Xakanaxa in Moremi National Park in Botswana's Okavango Delta has always been good to us on these tours, but this year it certainly outdid even our wildest expectations! The flood season this year has been higher than in the past forty years, and many of the access roads were flooded. As a result, we took a different route from the airstrip into camp. Our driver, Ollie, noticed fresh leopard tracks crossing the road and, looking around, noticed a pair of these exquisite cats high up in a large jackalberry tree. The female soon left, "flowing down the trunk of the tree like honey," leaving the male draped over a branch. After a few minutes she was back however—shimmying effortlessly up the tree to rejoin her mate. She nuzzled his face briefly before prostrating herself on the branch in front of him and allowing him to mate with her. After a brief pause, the process was repeated—we were close enough to hear his growling, and then both animals slipped effortlessly down the tree and disappeared into the grass. WOW! This was Frances' fifth trip looking for leopard, and she had seen her first (and second) actually mating! And we hadn't even reached camp yet!

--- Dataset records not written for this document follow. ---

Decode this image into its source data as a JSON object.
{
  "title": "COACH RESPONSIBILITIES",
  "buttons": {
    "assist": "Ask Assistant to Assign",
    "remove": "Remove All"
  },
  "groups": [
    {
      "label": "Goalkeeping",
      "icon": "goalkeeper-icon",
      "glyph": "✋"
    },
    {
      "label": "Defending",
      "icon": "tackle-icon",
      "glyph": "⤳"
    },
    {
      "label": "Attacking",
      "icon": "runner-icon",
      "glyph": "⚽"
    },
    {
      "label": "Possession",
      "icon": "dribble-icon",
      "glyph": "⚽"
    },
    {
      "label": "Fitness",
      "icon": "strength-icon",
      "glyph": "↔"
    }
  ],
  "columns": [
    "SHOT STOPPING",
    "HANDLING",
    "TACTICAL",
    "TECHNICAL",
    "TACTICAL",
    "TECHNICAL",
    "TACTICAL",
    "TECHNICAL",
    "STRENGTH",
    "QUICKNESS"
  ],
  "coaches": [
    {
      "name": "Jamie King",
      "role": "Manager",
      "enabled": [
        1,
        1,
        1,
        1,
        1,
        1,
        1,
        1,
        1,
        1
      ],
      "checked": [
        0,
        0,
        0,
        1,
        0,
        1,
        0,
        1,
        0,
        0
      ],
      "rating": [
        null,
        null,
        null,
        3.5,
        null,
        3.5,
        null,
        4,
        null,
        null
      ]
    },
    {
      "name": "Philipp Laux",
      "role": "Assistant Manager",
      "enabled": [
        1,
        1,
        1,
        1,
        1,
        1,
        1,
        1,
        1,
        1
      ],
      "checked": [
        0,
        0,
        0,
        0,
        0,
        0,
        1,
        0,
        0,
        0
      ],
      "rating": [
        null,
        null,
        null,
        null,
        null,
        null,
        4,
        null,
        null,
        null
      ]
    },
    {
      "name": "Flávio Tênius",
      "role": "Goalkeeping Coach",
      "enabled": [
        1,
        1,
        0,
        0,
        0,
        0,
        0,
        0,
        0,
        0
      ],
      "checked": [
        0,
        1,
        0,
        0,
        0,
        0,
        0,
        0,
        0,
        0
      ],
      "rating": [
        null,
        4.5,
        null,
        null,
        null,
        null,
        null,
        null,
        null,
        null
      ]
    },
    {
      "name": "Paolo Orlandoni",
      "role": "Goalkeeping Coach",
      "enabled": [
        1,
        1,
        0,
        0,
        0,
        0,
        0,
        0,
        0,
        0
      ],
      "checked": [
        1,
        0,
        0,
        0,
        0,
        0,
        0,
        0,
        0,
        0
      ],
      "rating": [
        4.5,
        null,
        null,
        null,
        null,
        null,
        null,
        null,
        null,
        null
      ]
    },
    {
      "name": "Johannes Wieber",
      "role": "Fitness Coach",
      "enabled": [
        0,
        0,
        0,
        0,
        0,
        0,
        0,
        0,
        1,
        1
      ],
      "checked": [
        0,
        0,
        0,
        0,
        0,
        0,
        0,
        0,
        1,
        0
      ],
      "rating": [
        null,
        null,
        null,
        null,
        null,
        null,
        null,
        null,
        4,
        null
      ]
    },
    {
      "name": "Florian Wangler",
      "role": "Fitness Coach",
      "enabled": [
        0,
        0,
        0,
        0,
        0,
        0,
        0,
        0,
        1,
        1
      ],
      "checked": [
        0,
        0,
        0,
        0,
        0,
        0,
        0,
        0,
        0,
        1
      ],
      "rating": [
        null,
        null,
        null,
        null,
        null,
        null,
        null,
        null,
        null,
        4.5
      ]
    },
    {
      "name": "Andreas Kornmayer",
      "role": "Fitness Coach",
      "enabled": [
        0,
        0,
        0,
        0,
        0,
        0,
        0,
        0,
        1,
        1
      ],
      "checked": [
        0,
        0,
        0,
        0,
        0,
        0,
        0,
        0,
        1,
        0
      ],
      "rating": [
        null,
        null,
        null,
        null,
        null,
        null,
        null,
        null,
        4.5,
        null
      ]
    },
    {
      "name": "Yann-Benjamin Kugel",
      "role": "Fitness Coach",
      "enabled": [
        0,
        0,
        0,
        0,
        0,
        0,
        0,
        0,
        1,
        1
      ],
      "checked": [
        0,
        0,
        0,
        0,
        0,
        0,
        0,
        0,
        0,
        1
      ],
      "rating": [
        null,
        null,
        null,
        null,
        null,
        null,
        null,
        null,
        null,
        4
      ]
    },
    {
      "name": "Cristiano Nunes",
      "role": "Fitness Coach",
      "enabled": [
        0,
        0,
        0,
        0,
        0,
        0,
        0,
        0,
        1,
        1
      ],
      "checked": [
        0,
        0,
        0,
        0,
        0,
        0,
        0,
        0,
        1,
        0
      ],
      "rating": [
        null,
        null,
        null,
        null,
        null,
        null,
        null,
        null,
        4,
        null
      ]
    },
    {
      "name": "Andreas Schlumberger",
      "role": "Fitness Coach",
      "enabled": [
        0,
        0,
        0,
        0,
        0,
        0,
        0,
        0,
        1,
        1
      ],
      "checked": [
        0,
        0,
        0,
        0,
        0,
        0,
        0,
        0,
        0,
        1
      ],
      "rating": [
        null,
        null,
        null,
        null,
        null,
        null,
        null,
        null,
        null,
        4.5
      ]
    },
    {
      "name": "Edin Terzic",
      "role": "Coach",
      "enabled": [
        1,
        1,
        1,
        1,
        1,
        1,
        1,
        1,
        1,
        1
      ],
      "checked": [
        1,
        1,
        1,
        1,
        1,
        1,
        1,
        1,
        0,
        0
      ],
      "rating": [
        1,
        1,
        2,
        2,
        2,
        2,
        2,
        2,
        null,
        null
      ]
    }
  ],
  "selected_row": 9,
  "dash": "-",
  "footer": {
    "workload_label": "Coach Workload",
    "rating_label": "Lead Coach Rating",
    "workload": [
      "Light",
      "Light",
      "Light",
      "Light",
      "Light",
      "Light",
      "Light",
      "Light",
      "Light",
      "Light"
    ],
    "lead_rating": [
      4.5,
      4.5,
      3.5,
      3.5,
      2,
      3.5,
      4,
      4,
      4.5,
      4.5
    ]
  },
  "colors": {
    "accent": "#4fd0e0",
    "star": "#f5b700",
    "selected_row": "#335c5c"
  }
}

After our incredible sighting on our drive into camp, I was worried that the rest of our stay could be something of an anticlimax, but our luck continued on our game drive that afternoon. Superb sightings of a female Saddle-billed Stork, and then a pair of statuesque Wattled Cranes right next to our vehicle kept the bird flag flying…and Terry happily snapping away. We had stopped next to a large pool to enjoy our sundowners to the sight of a herd of swamp-loving red lechwe antelope, when the raucous calls of some Meves's Starlings drew Ollie's attention to a serval—a first on these tours—walking through the long grass. I quickly set the scope and the group was able to enjoy several great looks at our second spotted cat of the day as it lay down in the grass and proceeded to wash itself thoroughly. A pair of side-striped jackals feeding on the fallen fruit of a jackalberry on the way back to camp wrapped up an amazing day!
The rest of our stay brought yet more new birds including a stunning Verreaux's Eagle-Owl (our eighth owl of the trip) gruffly hooting from a mopani tree, and a party of four comical Southern Ground Hornbills striding purposefully through the grass next to our vehicle. A pride of 8 lions on a fresh buffalo kill right next our vehicle, plus another view of "our" leopards on our last game drive wrapped up a spectacular visit!